The World Health Organization on Saturday has officially recognized Gaming Disorder as a disease.
The 72nd World Health Assembly hosted by the World Health Organization took place on May 25TH in which the assembly finally recognized gaming disorder as a disease. The 194-member meeting finalized the Classification of Diseases (ICD-11), adding excessive gaming to the list.
The organization last June added gaming addiction under its section of potentially harmful technology-related behaviors, including too much use of “the internet, computers, smartphones” and more.
At the time of the release of the ICD-11, Dr Tedros Adhanom Ghebreyesus, WHO Director-General, had said “The ICD is a product that WHO is truly proud of. It enables us to understand so much about what makes people get sick and die, and to take action to prevent suffering and save lives.”

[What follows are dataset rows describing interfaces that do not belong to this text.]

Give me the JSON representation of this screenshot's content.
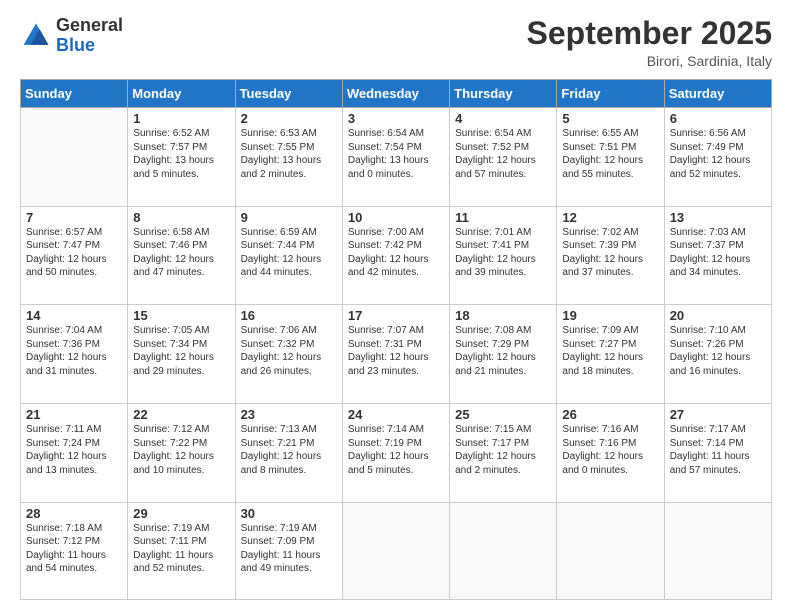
{
  "logo": {
    "general": "General",
    "blue": "Blue"
  },
  "header": {
    "month_year": "September 2025",
    "location": "Birori, Sardinia, Italy"
  },
  "days_of_week": [
    "Sunday",
    "Monday",
    "Tuesday",
    "Wednesday",
    "Thursday",
    "Friday",
    "Saturday"
  ],
  "weeks": [
    [
      {
        "day": "",
        "sunrise": "",
        "sunset": "",
        "daylight": ""
      },
      {
        "day": "1",
        "sunrise": "Sunrise: 6:52 AM",
        "sunset": "Sunset: 7:57 PM",
        "daylight": "Daylight: 13 hours and 5 minutes."
      },
      {
        "day": "2",
        "sunrise": "Sunrise: 6:53 AM",
        "sunset": "Sunset: 7:55 PM",
        "daylight": "Daylight: 13 hours and 2 minutes."
      },
      {
        "day": "3",
        "sunrise": "Sunrise: 6:54 AM",
        "sunset": "Sunset: 7:54 PM",
        "daylight": "Daylight: 13 hours and 0 minutes."
      },
      {
        "day": "4",
        "sunrise": "Sunrise: 6:54 AM",
        "sunset": "Sunset: 7:52 PM",
        "daylight": "Daylight: 12 hours and 57 minutes."
      },
      {
        "day": "5",
        "sunrise": "Sunrise: 6:55 AM",
        "sunset": "Sunset: 7:51 PM",
        "daylight": "Daylight: 12 hours and 55 minutes."
      },
      {
        "day": "6",
        "sunrise": "Sunrise: 6:56 AM",
        "sunset": "Sunset: 7:49 PM",
        "daylight": "Daylight: 12 hours and 52 minutes."
      }
    ],
    [
      {
        "day": "7",
        "sunrise": "Sunrise: 6:57 AM",
        "sunset": "Sunset: 7:47 PM",
        "daylight": "Daylight: 12 hours and 50 minutes."
      },
      {
        "day": "8",
        "sunrise": "Sunrise: 6:58 AM",
        "sunset": "Sunset: 7:46 PM",
        "daylight": "Daylight: 12 hours and 47 minutes."
      },
      {
        "day": "9",
        "sunrise": "Sunrise: 6:59 AM",
        "sunset": "Sunset: 7:44 PM",
        "daylight": "Daylight: 12 hours and 44 minutes."
      },
      {
        "day": "10",
        "sunrise": "Sunrise: 7:00 AM",
        "sunset": "Sunset: 7:42 PM",
        "daylight": "Daylight: 12 hours and 42 minutes."
      },
      {
        "day": "11",
        "sunrise": "Sunrise: 7:01 AM",
        "sunset": "Sunset: 7:41 PM",
        "daylight": "Daylight: 12 hours and 39 minutes."
      },
      {
        "day": "12",
        "sunrise": "Sunrise: 7:02 AM",
        "sunset": "Sunset: 7:39 PM",
        "daylight": "Daylight: 12 hours and 37 minutes."
      },
      {
        "day": "13",
        "sunrise": "Sunrise: 7:03 AM",
        "sunset": "Sunset: 7:37 PM",
        "daylight": "Daylight: 12 hours and 34 minutes."
      }
    ],
    [
      {
        "day": "14",
        "sunrise": "Sunrise: 7:04 AM",
        "sunset": "Sunset: 7:36 PM",
        "daylight": "Daylight: 12 hours and 31 minutes."
      },
      {
        "day": "15",
        "sunrise": "Sunrise: 7:05 AM",
        "sunset": "Sunset: 7:34 PM",
        "daylight": "Daylight: 12 hours and 29 minutes."
      },
      {
        "day": "16",
        "sunrise": "Sunrise: 7:06 AM",
        "sunset": "Sunset: 7:32 PM",
        "daylight": "Daylight: 12 hours and 26 minutes."
      },
      {
        "day": "17",
        "sunrise": "Sunrise: 7:07 AM",
        "sunset": "Sunset: 7:31 PM",
        "daylight": "Daylight: 12 hours and 23 minutes."
      },
      {
        "day": "18",
        "sunrise": "Sunrise: 7:08 AM",
        "sunset": "Sunset: 7:29 PM",
        "daylight": "Daylight: 12 hours and 21 minutes."
      },
      {
        "day": "19",
        "sunrise": "Sunrise: 7:09 AM",
        "sunset": "Sunset: 7:27 PM",
        "daylight": "Daylight: 12 hours and 18 minutes."
      },
      {
        "day": "20",
        "sunrise": "Sunrise: 7:10 AM",
        "sunset": "Sunset: 7:26 PM",
        "daylight": "Daylight: 12 hours and 16 minutes."
      }
    ],
    [
      {
        "day": "21",
        "sunrise": "Sunrise: 7:11 AM",
        "sunset": "Sunset: 7:24 PM",
        "daylight": "Daylight: 12 hours and 13 minutes."
      },
      {
        "day": "22",
        "sunrise": "Sunrise: 7:12 AM",
        "sunset": "Sunset: 7:22 PM",
        "daylight": "Daylight: 12 hours and 10 minutes."
      },
      {
        "day": "23",
        "sunrise": "Sunrise: 7:13 AM",
        "sunset": "Sunset: 7:21 PM",
        "daylight": "Daylight: 12 hours and 8 minutes."
      },
      {
        "day": "24",
        "sunrise": "Sunrise: 7:14 AM",
        "sunset": "Sunset: 7:19 PM",
        "daylight": "Daylight: 12 hours and 5 minutes."
      },
      {
        "day": "25",
        "sunrise": "Sunrise: 7:15 AM",
        "sunset": "Sunset: 7:17 PM",
        "daylight": "Daylight: 12 hours and 2 minutes."
      },
      {
        "day": "26",
        "sunrise": "Sunrise: 7:16 AM",
        "sunset": "Sunset: 7:16 PM",
        "daylight": "Daylight: 12 hours and 0 minutes."
      },
      {
        "day": "27",
        "sunrise": "Sunrise: 7:17 AM",
        "sunset": "Sunset: 7:14 PM",
        "daylight": "Daylight: 11 hours and 57 minutes."
      }
    ],
    [
      {
        "day": "28",
        "sunrise": "Sunrise: 7:18 AM",
        "sunset": "Sunset: 7:12 PM",
        "daylight": "Daylight: 11 hours and 54 minutes."
      },
      {
        "day": "29",
        "sunrise": "Sunrise: 7:19 AM",
        "sunset": "Sunset: 7:11 PM",
        "daylight": "Daylight: 11 hours and 52 minutes."
      },
      {
        "day": "30",
        "sunrise": "Sunrise: 7:19 AM",
        "sunset": "Sunset: 7:09 PM",
        "daylight": "Daylight: 11 hours and 49 minutes."
      },
      {
        "day": "",
        "sunrise": "",
        "sunset": "",
        "daylight": ""
      },
      {
        "day": "",
        "sunrise": "",
        "sunset": "",
        "daylight": ""
      },
      {
        "day": "",
        "sunrise": "",
        "sunset": "",
        "daylight": ""
      },
      {
        "day": "",
        "sunrise": "",
        "sunset": "",
        "daylight": ""
      }
    ]
  ]
}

‘Gaming disorder’ comes under the disorders due to ‘addictive behavior’ section of the ICD. It’s described as “a pattern of persistent or recurrent gaming behavior, which may be online or offline, manifested by impaired control over gaming, increasing priority given to gaming to the extent that gaming takes precedence over other life interests and daily activities and continuation or escalation of gaming despite the occurrence of negative consequences.”
Characteristics of Gaming Disorder
1) Impaired control over gaming (e.g., onset, frequency, intensity, duration, termination, and context)
2) Increasing priority for the game to the extent that gaming takes precedence over life interests and daily activities.
3) Continuation or escalation of gaming despite the occurrence of worst consequences.
The diagnosed of the gaming disorder can only be done , if the behavior pattern of the person is of sufficient severity to result in significant impairment in personal, family, social, educational, occupational or other important areas of functioning and that too evident for at least of 12 months.
The World Health Organisation has said that the decision to include gaming disorder as a disease is based on reviews of evidence and reflected the consensus of experts from different disciplines. Though the gaming disorder is still unlikely to be universally recognized for some time, as both the medical field and the gaming industry strongly disagree with WHO’s decision.